In announcing her withdrawal, Williams cited a right pectoral muscle injury that prevented her from blasting her trademark serves, among the fastest in the women’s game. Tennis fans wondered whether this injury could delay her return to the top of the game. Fortunately, the injury was not a season-ender, and it can be treated by taking time off to rest.
For many fans, this may have been the first time they heard about this type of injury. Indeed, Williams herself said she had never experienced this problem.
In this Q&A, Alexis Colvin, MD, an orthopedic sports medicine surgeon at The Mount Sinai Hospital in New York and the U.S. ADVERTISEMENT Fed Cup team physician, explains the injury and how you can guard against it. Dr. Colvin will be in her tenth year treating players at the US Open this year and leads a team of Mount Sinai doctors and sports medicine experts responsible for caring for players throughout the event.
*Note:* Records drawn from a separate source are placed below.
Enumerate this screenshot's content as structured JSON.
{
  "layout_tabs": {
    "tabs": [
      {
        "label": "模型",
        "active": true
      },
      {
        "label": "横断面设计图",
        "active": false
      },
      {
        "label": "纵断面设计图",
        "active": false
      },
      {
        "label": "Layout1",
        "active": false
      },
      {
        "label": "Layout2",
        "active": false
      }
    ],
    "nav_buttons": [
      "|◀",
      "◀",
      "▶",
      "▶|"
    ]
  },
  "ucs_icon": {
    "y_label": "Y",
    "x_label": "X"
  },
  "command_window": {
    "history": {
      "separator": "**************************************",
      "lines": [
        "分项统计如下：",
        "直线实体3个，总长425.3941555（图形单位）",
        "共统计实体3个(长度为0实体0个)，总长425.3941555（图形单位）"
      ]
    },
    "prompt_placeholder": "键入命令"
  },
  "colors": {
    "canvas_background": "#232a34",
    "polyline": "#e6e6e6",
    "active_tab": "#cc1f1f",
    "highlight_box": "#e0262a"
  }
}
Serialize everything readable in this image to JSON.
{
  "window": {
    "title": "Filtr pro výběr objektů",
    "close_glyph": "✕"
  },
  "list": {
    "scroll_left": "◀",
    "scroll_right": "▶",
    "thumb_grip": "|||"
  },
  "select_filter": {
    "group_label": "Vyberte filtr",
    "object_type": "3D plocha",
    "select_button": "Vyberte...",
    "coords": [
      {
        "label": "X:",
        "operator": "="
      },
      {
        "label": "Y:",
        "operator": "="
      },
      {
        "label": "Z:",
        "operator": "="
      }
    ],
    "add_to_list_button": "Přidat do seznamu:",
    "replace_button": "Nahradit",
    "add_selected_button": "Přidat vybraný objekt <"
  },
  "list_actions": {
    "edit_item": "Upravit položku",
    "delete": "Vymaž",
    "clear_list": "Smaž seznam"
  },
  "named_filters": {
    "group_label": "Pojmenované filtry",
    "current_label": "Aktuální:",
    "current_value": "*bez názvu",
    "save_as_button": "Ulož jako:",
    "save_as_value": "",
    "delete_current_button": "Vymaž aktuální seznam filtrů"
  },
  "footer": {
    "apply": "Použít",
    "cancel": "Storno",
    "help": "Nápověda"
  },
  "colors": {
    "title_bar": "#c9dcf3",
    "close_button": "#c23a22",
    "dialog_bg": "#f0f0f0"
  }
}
What are common signs of a pectoral muscle injury?
The pectoral muscles are large, fan-shaped muscles that extend from each shoulder to your breastbone. You probably know them as your “pecs.” They are primarily used to control arm movement. Signs of injury to the area include arm or shoulder pain and weakness. Swelling and bruising may also occur if there is a muscle tear.
How does this injury happen?
When playing tennis, you are activating the “kinetic chain.” When you hit a ball, you transfer energy from your legs to your torso, through your shoulder, down the arm, and through to the racquet. Any disruption or weakness along this chain can overload another part of the chain and potentially lead to injury.
Is this an injury you can play through?
With any injury, it is never wise to play through pain. The pain may be severe enough that your body will force you to stop. Alternatively, sometimes you are still able to play through the pain, but other body parts will compensate for the injured part and you could cause further injury.
If you think you have an injury, when should you see a doctor?
You should see a doctor sooner rather than later if there was trauma or an injury, or if you experience swelling, weakness, loss of motion, and/or numbness or tingling.
Otherwise, whether you need to see a doctor depends on the progression of the pain. If the pain diminishes within a day or so, then you probably don’t need to see a doctor right away. Normally, Rest, Ice, Compression, Elevation (RICE) will be enough. If not, and the pain has not diminished within 24 to 48 hours, you should see a doctor.
What is the treatment for this type of injury and what steps should a player take during recovery?
RICE will be important initially. Afterward, physical therapy will help to gradually get pain-free motion back to the area and to strengthen the muscles around the injury. Then you can begin work on getting back to the sport.
With a muscle injury, you should be able to continue using the body part within a pain-free range. There is no need to shut down all activity; instead, work around the injury. For example, when recovering from a shoulder issue, you can work on lower body exercises and vice versa.
What can a player do to prevent the reoccurrence of this type of injury?
The best form of prevention is cross-training. This type of training works by exercising alternating muscle groups. It also ensures that your body is balanced and complementary muscles are strong. There are plenty of activities to choose from, including running, swimming, or exercises in the gym. You can find some additional information on our sports medicine web site.
Alexis Colvin, MD, is an Associate Professor of Sports Medicine at the Icahn School of Medicine at Mount Sinai in the Leni and Peter W. May Department of Orthopedic Surgery. Dr. Colvin specializes in the surgical treatment of knee, shoulder, and hip disorders. She is the Chief Medical Officer of the US Open and the team physician for the US Fed Cup team.